Former French MP and ex-head of Central Service for Combating Terrorism under Paris Prosecutor's Office Alain Marsaud said that "under pressure of human rights organizations, [France] pretends that it is carrying out selection [in order to separate the criminals from the uninvolved].
"But in reality, [French President Macron] and all the others would like all of these jihadists' families to stay where they are so that they can avoid dealing with this issue," Marsaud said.
He recalled that earlier on Tuesday, he sent a letter to the Elysee Palace, warning Macron that he will bear "serious responsibility if one of these people, an adult or a minor, upon returning to France and being accepted in accordance with the rules and human rights, commits an act of irreparable stupidity, such as murder."
According to the letter, "… it would be difficult for the French President to recover from the consequences."
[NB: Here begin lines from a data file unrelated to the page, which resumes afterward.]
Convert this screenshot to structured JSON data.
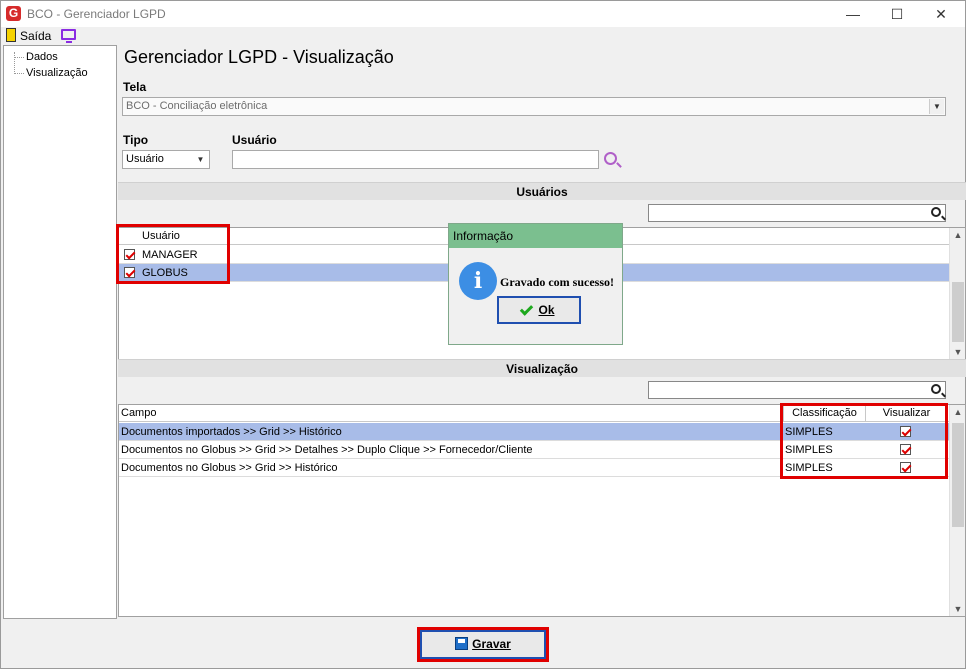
{
  "window": {
    "title": "BCO - Gerenciador LGPD",
    "minimize": "—",
    "maximize": "☐",
    "close": "✕"
  },
  "menu": {
    "exit_label": "Saída"
  },
  "tree": {
    "items": [
      "Dados",
      "Visualização"
    ]
  },
  "page_title": "Gerenciador LGPD - Visualização",
  "tela": {
    "label": "Tela",
    "value": "BCO - Conciliação eletrônica"
  },
  "tipo": {
    "label": "Tipo",
    "value": "Usuário"
  },
  "usuario_filter": {
    "label": "Usuário",
    "value": ""
  },
  "usuarios_section": {
    "title": "Usuários",
    "column": "Usuário",
    "rows": [
      {
        "name": "MANAGER",
        "checked": true
      },
      {
        "name": "GLOBUS",
        "checked": true,
        "selected": true
      }
    ]
  },
  "visualizacao_section": {
    "title": "Visualização",
    "columns": [
      "Campo",
      "Classificação",
      "Visualizar"
    ],
    "rows": [
      {
        "campo": "Documentos importados >> Grid >> Histórico",
        "classificacao": "SIMPLES",
        "visualizar": true,
        "selected": true
      },
      {
        "campo": "Documentos no Globus >> Grid >> Detalhes >> Duplo Clique >> Fornecedor/Cliente",
        "classificacao": "SIMPLES",
        "visualizar": true
      },
      {
        "campo": "Documentos no Globus >> Grid >> Histórico",
        "classificacao": "SIMPLES",
        "visualizar": true
      }
    ]
  },
  "dialog": {
    "title": "Informação",
    "message": "Gravado com sucesso!",
    "ok_label": "Ok"
  },
  "gravar_label": "Gravar",
  "colors": {
    "selection": "#a8bce8",
    "dialog_title": "#7bbf8f",
    "highlight_box": "#e00000",
    "info_icon": "#3c8ee4"
  }
}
When asked to comment on France's Ministry of Armed Forces, Florence Parly said that the more jihadists killed in Raqqa the better. However, Marsaud described it as a hypocritical statement aimed at reassuring the country's public opinion.
"This statement is made for the public. France will try to do so that no one could return: neither jihadists nor their wives, who were also involved in the crimes, nor the children of the jihadists, even if they are not to blame," he said.
Claiming that about 20 jihadists have already secretly returned to France, Marsaud expressed doubt that the return of other jihadists will be "on a case-by-case basis."
He said that the current French government is showing "a realistic approach at the end of the day" and that "it is less naive than the country's previous government."
"It will at least try to prevent the return of jihadists, their wives and their children [to France]. Believe me, our special forces have already begun work so that only a few jihadists could return," Marsaud concluded.